We cracked on again in the midday heat, going as quick as we could on the often very bumpy path to try keep some semblance of cool breeze going by.
By about 4pm we were approaching Toulouse, and the end of the Canal de Garonne. Here it would turn into the Canal du Midi which runs from Toulouse to the Mediterranean sea. As we approached we could clearly see we were heading for a city: lots of graffiti, big industrial estates and plenty of litter strewn about. At the end of the canal we were met with some useful signage.
And after consulting it we found which canal we needed and headed in that direction. Neola needed to check her emails for work as it had been a few days since we’d had internet plus we also needed something for tea so we took a little detour to McDonalds (for the free WiFi, not the Croque McDo this time) and to a shopping centre supermarket where I got escorted outside with our bikes and then approached by a man who looked suspiciously like he’d just stolen a block of cheese, smelled quite strongly of beer and started chatting to me about French cinema.

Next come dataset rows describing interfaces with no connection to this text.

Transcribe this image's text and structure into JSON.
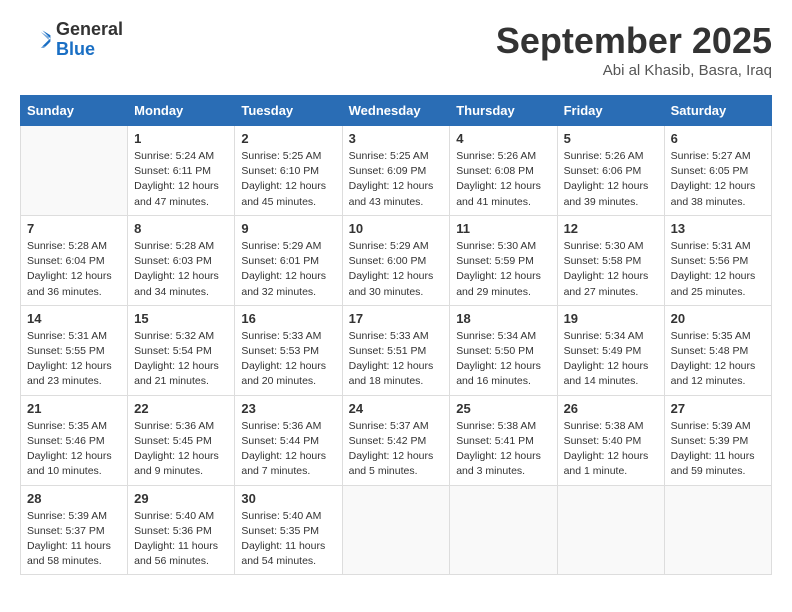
{
  "header": {
    "logo_general": "General",
    "logo_blue": "Blue",
    "month_title": "September 2025",
    "location": "Abi al Khasib, Basra, Iraq"
  },
  "weekdays": [
    "Sunday",
    "Monday",
    "Tuesday",
    "Wednesday",
    "Thursday",
    "Friday",
    "Saturday"
  ],
  "weeks": [
    [
      {
        "day": "",
        "info": ""
      },
      {
        "day": "1",
        "info": "Sunrise: 5:24 AM\nSunset: 6:11 PM\nDaylight: 12 hours\nand 47 minutes."
      },
      {
        "day": "2",
        "info": "Sunrise: 5:25 AM\nSunset: 6:10 PM\nDaylight: 12 hours\nand 45 minutes."
      },
      {
        "day": "3",
        "info": "Sunrise: 5:25 AM\nSunset: 6:09 PM\nDaylight: 12 hours\nand 43 minutes."
      },
      {
        "day": "4",
        "info": "Sunrise: 5:26 AM\nSunset: 6:08 PM\nDaylight: 12 hours\nand 41 minutes."
      },
      {
        "day": "5",
        "info": "Sunrise: 5:26 AM\nSunset: 6:06 PM\nDaylight: 12 hours\nand 39 minutes."
      },
      {
        "day": "6",
        "info": "Sunrise: 5:27 AM\nSunset: 6:05 PM\nDaylight: 12 hours\nand 38 minutes."
      }
    ],
    [
      {
        "day": "7",
        "info": "Sunrise: 5:28 AM\nSunset: 6:04 PM\nDaylight: 12 hours\nand 36 minutes."
      },
      {
        "day": "8",
        "info": "Sunrise: 5:28 AM\nSunset: 6:03 PM\nDaylight: 12 hours\nand 34 minutes."
      },
      {
        "day": "9",
        "info": "Sunrise: 5:29 AM\nSunset: 6:01 PM\nDaylight: 12 hours\nand 32 minutes."
      },
      {
        "day": "10",
        "info": "Sunrise: 5:29 AM\nSunset: 6:00 PM\nDaylight: 12 hours\nand 30 minutes."
      },
      {
        "day": "11",
        "info": "Sunrise: 5:30 AM\nSunset: 5:59 PM\nDaylight: 12 hours\nand 29 minutes."
      },
      {
        "day": "12",
        "info": "Sunrise: 5:30 AM\nSunset: 5:58 PM\nDaylight: 12 hours\nand 27 minutes."
      },
      {
        "day": "13",
        "info": "Sunrise: 5:31 AM\nSunset: 5:56 PM\nDaylight: 12 hours\nand 25 minutes."
      }
    ],
    [
      {
        "day": "14",
        "info": "Sunrise: 5:31 AM\nSunset: 5:55 PM\nDaylight: 12 hours\nand 23 minutes."
      },
      {
        "day": "15",
        "info": "Sunrise: 5:32 AM\nSunset: 5:54 PM\nDaylight: 12 hours\nand 21 minutes."
      },
      {
        "day": "16",
        "info": "Sunrise: 5:33 AM\nSunset: 5:53 PM\nDaylight: 12 hours\nand 20 minutes."
      },
      {
        "day": "17",
        "info": "Sunrise: 5:33 AM\nSunset: 5:51 PM\nDaylight: 12 hours\nand 18 minutes."
      },
      {
        "day": "18",
        "info": "Sunrise: 5:34 AM\nSunset: 5:50 PM\nDaylight: 12 hours\nand 16 minutes."
      },
      {
        "day": "19",
        "info": "Sunrise: 5:34 AM\nSunset: 5:49 PM\nDaylight: 12 hours\nand 14 minutes."
      },
      {
        "day": "20",
        "info": "Sunrise: 5:35 AM\nSunset: 5:48 PM\nDaylight: 12 hours\nand 12 minutes."
      }
    ],
    [
      {
        "day": "21",
        "info": "Sunrise: 5:35 AM\nSunset: 5:46 PM\nDaylight: 12 hours\nand 10 minutes."
      },
      {
        "day": "22",
        "info": "Sunrise: 5:36 AM\nSunset: 5:45 PM\nDaylight: 12 hours\nand 9 minutes."
      },
      {
        "day": "23",
        "info": "Sunrise: 5:36 AM\nSunset: 5:44 PM\nDaylight: 12 hours\nand 7 minutes."
      },
      {
        "day": "24",
        "info": "Sunrise: 5:37 AM\nSunset: 5:42 PM\nDaylight: 12 hours\nand 5 minutes."
      },
      {
        "day": "25",
        "info": "Sunrise: 5:38 AM\nSunset: 5:41 PM\nDaylight: 12 hours\nand 3 minutes."
      },
      {
        "day": "26",
        "info": "Sunrise: 5:38 AM\nSunset: 5:40 PM\nDaylight: 12 hours\nand 1 minute."
      },
      {
        "day": "27",
        "info": "Sunrise: 5:39 AM\nSunset: 5:39 PM\nDaylight: 11 hours\nand 59 minutes."
      }
    ],
    [
      {
        "day": "28",
        "info": "Sunrise: 5:39 AM\nSunset: 5:37 PM\nDaylight: 11 hours\nand 58 minutes."
      },
      {
        "day": "29",
        "info": "Sunrise: 5:40 AM\nSunset: 5:36 PM\nDaylight: 11 hours\nand 56 minutes."
      },
      {
        "day": "30",
        "info": "Sunrise: 5:40 AM\nSunset: 5:35 PM\nDaylight: 11 hours\nand 54 minutes."
      },
      {
        "day": "",
        "info": ""
      },
      {
        "day": "",
        "info": ""
      },
      {
        "day": "",
        "info": ""
      },
      {
        "day": "",
        "info": ""
      }
    ]
  ]
}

Escaped from the city drunks, fully stocked up and internet chores complete, we traversed Toulouse traffic once more to get back to the canal, after Neola got stuck in the middle of a road for several long minutes…
The canal though Toulouse was a busy thoroughfare of people on bikes, rollerblades or on foot either commuting or just out and about. The next most abundant thing we saw on the canal was tents, loads of them. And not just tents on their own, most had sofas, chairs, tables and even cupboards outside where people had clearly set-up home and had been living for some time. The biggest one we saw under a bridge consisted of a large tent, a sofa, coffee table and loads of kitchen cabinets.
It was quite a departure from the very clean and tidy Bordeaux to see homeless now lining the canal through Toulouse. Even when we ventured briefly into the city it was much of the same, looking and feeling very run down. You could call it a shithole, but that would just be mean.
The canal out of Toulouse quickly turned from urban jungle back into countryside, not before having the pleasure of cycling down a helter-skelter style bridge.
68 miles down that day, we threw in the towel in a town just outside Toulouse called Dayme and found our campsite for the night where we ate tea, played table football and watched the planes from the nearby airport take off and land which made Neola, the plane-o-phobe, very nervous.